[Data records for software interfaces]
========================================

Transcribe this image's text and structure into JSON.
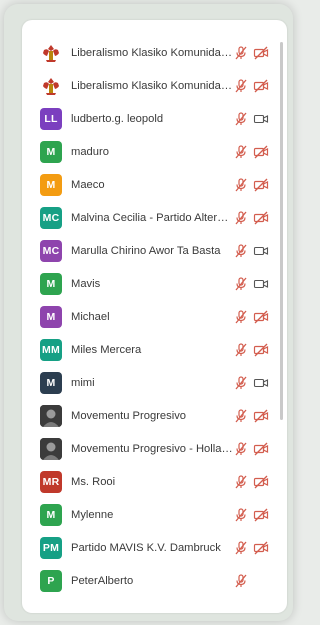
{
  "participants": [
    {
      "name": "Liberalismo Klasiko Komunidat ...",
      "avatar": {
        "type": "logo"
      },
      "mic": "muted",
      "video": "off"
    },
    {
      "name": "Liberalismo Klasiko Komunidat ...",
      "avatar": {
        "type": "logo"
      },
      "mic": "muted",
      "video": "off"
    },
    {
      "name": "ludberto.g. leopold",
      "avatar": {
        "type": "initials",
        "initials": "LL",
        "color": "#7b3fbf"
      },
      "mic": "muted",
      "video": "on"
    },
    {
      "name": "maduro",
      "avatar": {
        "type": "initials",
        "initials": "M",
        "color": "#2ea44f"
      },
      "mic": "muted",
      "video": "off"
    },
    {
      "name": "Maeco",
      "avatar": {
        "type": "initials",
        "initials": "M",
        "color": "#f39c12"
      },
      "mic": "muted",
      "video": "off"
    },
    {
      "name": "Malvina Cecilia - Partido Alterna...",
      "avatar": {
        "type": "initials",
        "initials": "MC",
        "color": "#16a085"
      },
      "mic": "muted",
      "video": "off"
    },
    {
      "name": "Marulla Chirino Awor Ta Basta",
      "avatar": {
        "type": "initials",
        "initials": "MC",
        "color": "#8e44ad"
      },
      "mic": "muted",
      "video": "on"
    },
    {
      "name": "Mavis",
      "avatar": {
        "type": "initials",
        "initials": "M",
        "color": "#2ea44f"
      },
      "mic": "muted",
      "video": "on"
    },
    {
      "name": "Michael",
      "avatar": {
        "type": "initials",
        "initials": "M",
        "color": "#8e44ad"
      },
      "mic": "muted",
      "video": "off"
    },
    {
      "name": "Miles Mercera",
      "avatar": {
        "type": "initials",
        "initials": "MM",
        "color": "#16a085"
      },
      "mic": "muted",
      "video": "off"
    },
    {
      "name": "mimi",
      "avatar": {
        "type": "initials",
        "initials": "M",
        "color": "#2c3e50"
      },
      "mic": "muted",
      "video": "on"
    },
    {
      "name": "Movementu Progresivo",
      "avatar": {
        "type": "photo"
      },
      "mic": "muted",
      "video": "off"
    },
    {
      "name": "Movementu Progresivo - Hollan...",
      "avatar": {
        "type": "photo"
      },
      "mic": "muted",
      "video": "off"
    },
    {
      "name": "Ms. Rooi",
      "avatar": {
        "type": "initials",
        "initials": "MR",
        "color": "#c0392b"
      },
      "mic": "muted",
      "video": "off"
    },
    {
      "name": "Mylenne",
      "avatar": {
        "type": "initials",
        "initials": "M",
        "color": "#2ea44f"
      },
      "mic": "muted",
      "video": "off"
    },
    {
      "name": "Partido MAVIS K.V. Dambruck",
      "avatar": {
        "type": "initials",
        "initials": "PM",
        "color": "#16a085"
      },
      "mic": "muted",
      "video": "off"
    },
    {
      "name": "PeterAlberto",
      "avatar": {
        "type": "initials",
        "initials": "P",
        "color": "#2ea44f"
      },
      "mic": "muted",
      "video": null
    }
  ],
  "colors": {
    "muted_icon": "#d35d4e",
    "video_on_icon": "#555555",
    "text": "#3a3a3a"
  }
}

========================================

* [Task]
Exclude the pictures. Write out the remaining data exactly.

* [The answer]
Transcribe this image's text and structure into JSON.
{
  "participants": [
    {
      "name": "Liberalismo Klasiko Komunidat ...",
      "avatar": {
        "type": "logo"
      },
      "mic": "muted",
      "video": "off"
    },
    {
      "name": "Liberalismo Klasiko Komunidat ...",
      "avatar": {
        "type": "logo"
      },
      "mic": "muted",
      "video": "off"
    },
    {
      "name": "ludberto.g. leopold",
      "avatar": {
        "type": "initials",
        "initials": "LL",
        "color": "#7b3fbf"
      },
      "mic": "muted",
      "video": "on"
    },
    {
      "name": "maduro",
      "avatar": {
        "type": "initials",
        "initials": "M",
        "color": "#2ea44f"
      },
      "mic": "muted",
      "video": "off"
    },
    {
      "name": "Maeco",
      "avatar": {
        "type": "initials",
        "initials": "M",
        "color": "#f39c12"
      },
      "mic": "muted",
      "video": "off"
    },
    {
      "name": "Malvina Cecilia - Partido Alterna...",
      "avatar": {
        "type": "initials",
        "initials": "MC",
        "color": "#16a085"
      },
      "mic": "muted",
      "video": "off"
    },
    {
      "name": "Marulla Chirino Awor Ta Basta",
      "avatar": {
        "type": "initials",
        "initials": "MC",
        "color": "#8e44ad"
      },
      "mic": "muted",
      "video": "on"
    },
    {
      "name": "Mavis",
      "avatar": {
        "type": "initials",
        "initials": "M",
        "color": "#2ea44f"
      },
      "mic": "muted",
      "video": "on"
    },
    {
      "name": "Michael",
      "avatar": {
        "type": "initials",
        "initials": "M",
        "color": "#8e44ad"
      },
      "mic": "muted",
      "video": "off"
    },
    {
      "name": "Miles Mercera",
      "avatar": {
        "type": "initials",
        "initials": "MM",
        "color": "#16a085"
      },
      "mic": "muted",
      "video": "off"
    },
    {
      "name": "mimi",
      "avatar": {
        "type": "initials",
        "initials": "M",
        "color": "#2c3e50"
      },
      "mic": "muted",
      "video": "on"
    },
    {
      "name": "Movementu Progresivo",
      "avatar": {
        "type": "photo"
      },
      "mic": "muted",
      "video": "off"
    },
    {
      "name": "Movementu Progresivo - Hollan...",
      "avatar": {
        "type": "photo"
      },
      "mic": "muted",
      "video": "off"
    },
    {
      "name": "Ms. Rooi",
      "avatar": {
        "type": "initials",
        "initials": "MR",
        "color": "#c0392b"
      },
      "mic": "muted",
      "video": "off"
    },
    {
      "name": "Mylenne",
      "avatar": {
        "type": "initials",
        "initials": "M",
        "color": "#2ea44f"
      },
      "mic": "muted",
      "video": "off"
    },
    {
      "name": "Partido MAVIS K.V. Dambruck",
      "avatar": {
        "type": "initials",
        "initials": "PM",
        "color": "#16a085"
      },
      "mic": "muted",
      "video": "off"
    },
    {
      "name": "PeterAlberto",
      "avatar": {
        "type": "initials",
        "initials": "P",
        "color": "#2ea44f"
      },
      "mic": "muted",
      "video": null
    }
  ],
  "colors": {
    "muted_icon": "#d35d4e",
    "video_on_icon": "#555555",
    "text": "#3a3a3a"
  }
}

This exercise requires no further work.